TO DO: Return each line of the entries that mentions the word "enabled".

[Entries from a dataset of interfaces]
^^^^

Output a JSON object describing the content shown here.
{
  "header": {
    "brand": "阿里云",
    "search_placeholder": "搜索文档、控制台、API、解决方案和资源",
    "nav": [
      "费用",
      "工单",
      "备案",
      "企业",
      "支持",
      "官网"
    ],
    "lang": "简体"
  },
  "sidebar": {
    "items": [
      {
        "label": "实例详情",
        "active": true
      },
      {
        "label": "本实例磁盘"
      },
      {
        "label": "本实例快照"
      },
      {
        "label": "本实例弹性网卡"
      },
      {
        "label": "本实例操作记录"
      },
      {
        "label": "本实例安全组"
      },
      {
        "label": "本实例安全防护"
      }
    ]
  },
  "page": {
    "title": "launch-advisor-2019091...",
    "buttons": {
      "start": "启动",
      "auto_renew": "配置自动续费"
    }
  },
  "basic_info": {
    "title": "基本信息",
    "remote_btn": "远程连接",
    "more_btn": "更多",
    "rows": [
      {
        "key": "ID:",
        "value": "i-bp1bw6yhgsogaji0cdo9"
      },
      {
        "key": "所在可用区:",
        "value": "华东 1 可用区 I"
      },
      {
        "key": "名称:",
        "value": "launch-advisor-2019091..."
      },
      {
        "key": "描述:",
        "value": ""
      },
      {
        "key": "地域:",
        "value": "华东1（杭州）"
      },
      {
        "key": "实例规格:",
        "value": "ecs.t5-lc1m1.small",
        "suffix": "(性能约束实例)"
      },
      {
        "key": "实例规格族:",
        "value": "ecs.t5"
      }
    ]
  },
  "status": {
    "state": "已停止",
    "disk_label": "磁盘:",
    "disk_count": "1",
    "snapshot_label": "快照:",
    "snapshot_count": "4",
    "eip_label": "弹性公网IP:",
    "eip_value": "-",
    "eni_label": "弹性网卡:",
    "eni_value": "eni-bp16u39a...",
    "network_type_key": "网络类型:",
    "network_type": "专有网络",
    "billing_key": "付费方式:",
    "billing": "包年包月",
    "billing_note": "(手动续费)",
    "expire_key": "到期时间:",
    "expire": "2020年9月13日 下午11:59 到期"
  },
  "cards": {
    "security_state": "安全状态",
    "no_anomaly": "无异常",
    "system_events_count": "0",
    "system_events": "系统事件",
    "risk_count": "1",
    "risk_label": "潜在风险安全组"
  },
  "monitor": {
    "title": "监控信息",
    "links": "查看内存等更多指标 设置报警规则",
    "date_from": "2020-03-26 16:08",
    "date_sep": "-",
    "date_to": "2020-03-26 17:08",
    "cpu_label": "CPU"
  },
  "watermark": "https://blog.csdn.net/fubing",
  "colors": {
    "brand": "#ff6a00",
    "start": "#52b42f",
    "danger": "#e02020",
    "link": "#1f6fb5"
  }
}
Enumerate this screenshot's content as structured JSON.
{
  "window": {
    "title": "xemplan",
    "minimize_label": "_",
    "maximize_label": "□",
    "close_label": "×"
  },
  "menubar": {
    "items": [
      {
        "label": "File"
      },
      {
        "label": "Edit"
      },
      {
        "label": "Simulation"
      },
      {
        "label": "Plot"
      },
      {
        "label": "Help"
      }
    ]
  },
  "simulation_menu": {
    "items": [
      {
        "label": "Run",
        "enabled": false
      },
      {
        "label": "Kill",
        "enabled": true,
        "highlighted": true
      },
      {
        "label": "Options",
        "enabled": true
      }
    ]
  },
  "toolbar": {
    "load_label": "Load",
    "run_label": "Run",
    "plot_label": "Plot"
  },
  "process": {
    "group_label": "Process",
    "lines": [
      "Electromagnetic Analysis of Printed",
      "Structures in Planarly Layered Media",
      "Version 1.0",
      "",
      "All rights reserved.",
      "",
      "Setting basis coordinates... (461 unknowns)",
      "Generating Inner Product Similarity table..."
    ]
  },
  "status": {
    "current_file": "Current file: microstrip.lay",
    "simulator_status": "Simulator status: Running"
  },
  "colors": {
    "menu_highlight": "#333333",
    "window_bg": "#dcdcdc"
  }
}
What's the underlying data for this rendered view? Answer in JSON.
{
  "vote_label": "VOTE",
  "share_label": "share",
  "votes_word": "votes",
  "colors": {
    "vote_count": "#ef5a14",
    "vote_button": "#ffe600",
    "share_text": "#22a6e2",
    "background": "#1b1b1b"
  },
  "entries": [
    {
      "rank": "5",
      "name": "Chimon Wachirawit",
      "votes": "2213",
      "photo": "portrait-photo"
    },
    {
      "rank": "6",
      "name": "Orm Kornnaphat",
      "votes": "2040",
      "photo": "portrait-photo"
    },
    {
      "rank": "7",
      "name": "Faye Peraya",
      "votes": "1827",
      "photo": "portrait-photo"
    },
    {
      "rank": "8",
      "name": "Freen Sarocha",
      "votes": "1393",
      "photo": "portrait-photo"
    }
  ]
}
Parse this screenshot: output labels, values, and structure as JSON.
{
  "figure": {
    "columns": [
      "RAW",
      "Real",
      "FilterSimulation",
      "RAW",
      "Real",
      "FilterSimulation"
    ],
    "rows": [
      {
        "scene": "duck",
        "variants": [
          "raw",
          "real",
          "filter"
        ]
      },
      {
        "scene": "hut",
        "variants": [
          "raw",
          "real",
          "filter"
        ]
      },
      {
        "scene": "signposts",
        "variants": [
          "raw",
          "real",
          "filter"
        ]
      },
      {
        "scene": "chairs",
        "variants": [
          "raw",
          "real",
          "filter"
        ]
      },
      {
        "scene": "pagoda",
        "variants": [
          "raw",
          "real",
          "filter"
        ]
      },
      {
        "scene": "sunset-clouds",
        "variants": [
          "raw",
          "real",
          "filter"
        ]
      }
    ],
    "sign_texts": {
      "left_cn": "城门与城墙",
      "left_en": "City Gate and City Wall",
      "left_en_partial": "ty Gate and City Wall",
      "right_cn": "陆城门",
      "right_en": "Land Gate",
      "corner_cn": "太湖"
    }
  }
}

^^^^

TASK RESPONSE:
        "enabled": false
        "enabled": true,
        "enabled": true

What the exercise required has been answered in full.